● INFORMATION GIVEN:

[Start of Attachment]

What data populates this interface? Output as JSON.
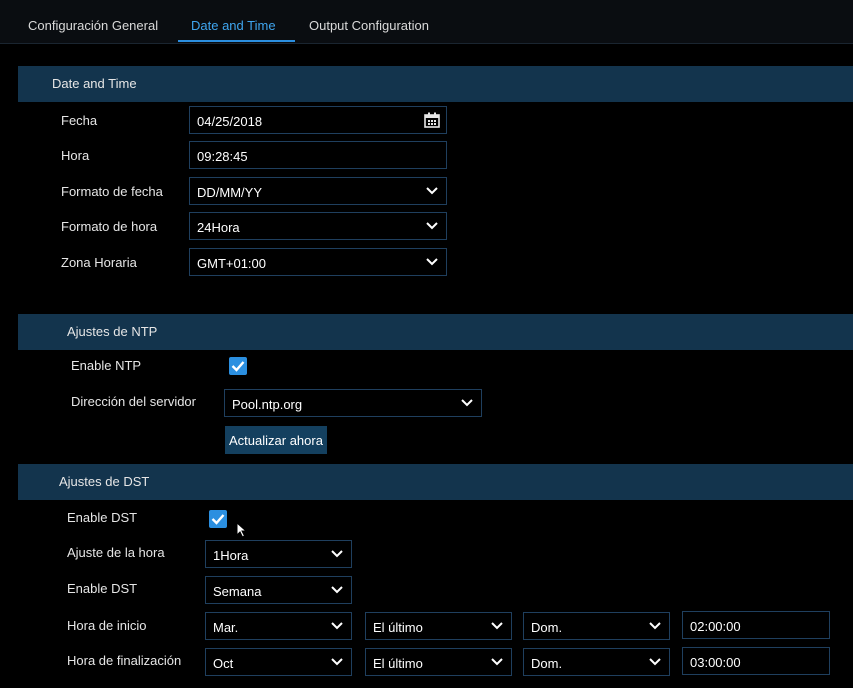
{
  "tabs": [
    {
      "label": "Configuración General"
    },
    {
      "label": "Date and Time"
    },
    {
      "label": "Output Configuration"
    }
  ],
  "date_time": {
    "title": "Date and Time",
    "fecha": {
      "label": "Fecha",
      "value": "04/25/2018"
    },
    "hora": {
      "label": "Hora",
      "value": "09:28:45"
    },
    "formato_fecha": {
      "label": "Formato de fecha",
      "value": "DD/MM/YY"
    },
    "formato_hora": {
      "label": "Formato de hora",
      "value": "24Hora"
    },
    "zona_horaria": {
      "label": "Zona Horaria",
      "value": "GMT+01:00"
    }
  },
  "ntp": {
    "title": "Ajustes de NTP",
    "enable_label": "Enable NTP",
    "enabled": true,
    "server_label": "Dirección del servidor",
    "server_value": "Pool.ntp.org",
    "update_button": "Actualizar ahora"
  },
  "dst": {
    "title": "Ajustes de DST",
    "enable_label": "Enable DST",
    "enabled": true,
    "offset_label": "Ajuste de la hora",
    "offset_value": "1Hora",
    "mode_label": "Enable DST",
    "mode_value": "Semana",
    "start": {
      "label": "Hora de inicio",
      "month": "Mar.",
      "week": "El último",
      "day": "Dom.",
      "time": "02:00:00"
    },
    "end": {
      "label": "Hora de finalización",
      "month": "Oct",
      "week": "El último",
      "day": "Dom.",
      "time": "03:00:00"
    }
  },
  "colors": {
    "accent": "#2b8fe0",
    "section_header": "#13344d",
    "field_border": "#1f3f5e"
  }
}
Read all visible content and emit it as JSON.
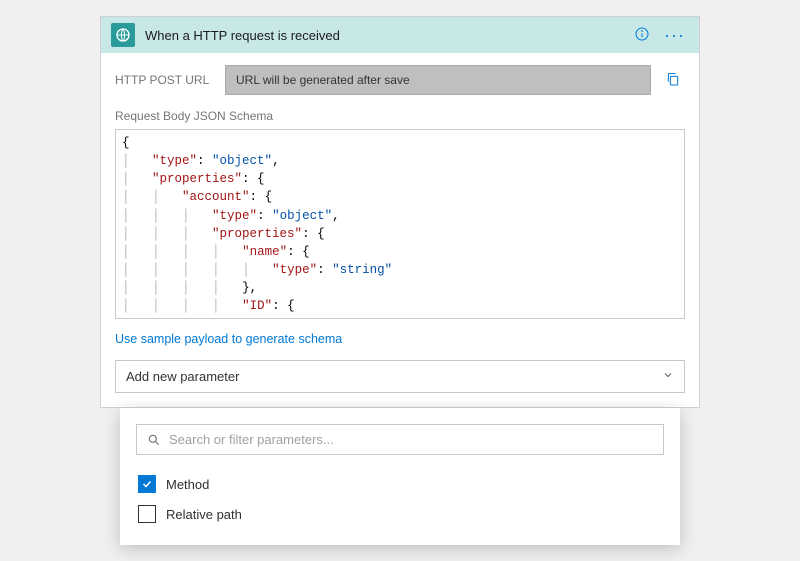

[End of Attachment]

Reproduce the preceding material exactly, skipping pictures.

● SOLUTION FOR THIS TASK:
What data populates this interface? Output as JSON.
{
  "tabs": [
    {
      "label": "Configuración General"
    },
    {
      "label": "Date and Time"
    },
    {
      "label": "Output Configuration"
    }
  ],
  "date_time": {
    "title": "Date and Time",
    "fecha": {
      "label": "Fecha",
      "value": "04/25/2018"
    },
    "hora": {
      "label": "Hora",
      "value": "09:28:45"
    },
    "formato_fecha": {
      "label": "Formato de fecha",
      "value": "DD/MM/YY"
    },
    "formato_hora": {
      "label": "Formato de hora",
      "value": "24Hora"
    },
    "zona_horaria": {
      "label": "Zona Horaria",
      "value": "GMT+01:00"
    }
  },
  "ntp": {
    "title": "Ajustes de NTP",
    "enable_label": "Enable NTP",
    "enabled": true,
    "server_label": "Dirección del servidor",
    "server_value": "Pool.ntp.org",
    "update_button": "Actualizar ahora"
  },
  "dst": {
    "title": "Ajustes de DST",
    "enable_label": "Enable DST",
    "enabled": true,
    "offset_label": "Ajuste de la hora",
    "offset_value": "1Hora",
    "mode_label": "Enable DST",
    "mode_value": "Semana",
    "start": {
      "label": "Hora de inicio",
      "month": "Mar.",
      "week": "El último",
      "day": "Dom.",
      "time": "02:00:00"
    },
    "end": {
      "label": "Hora de finalización",
      "month": "Oct",
      "week": "El último",
      "day": "Dom.",
      "time": "03:00:00"
    }
  },
  "colors": {
    "accent": "#2b8fe0",
    "section_header": "#13344d",
    "field_border": "#1f3f5e"
  }
}
Read all visible content and emit it as JSON.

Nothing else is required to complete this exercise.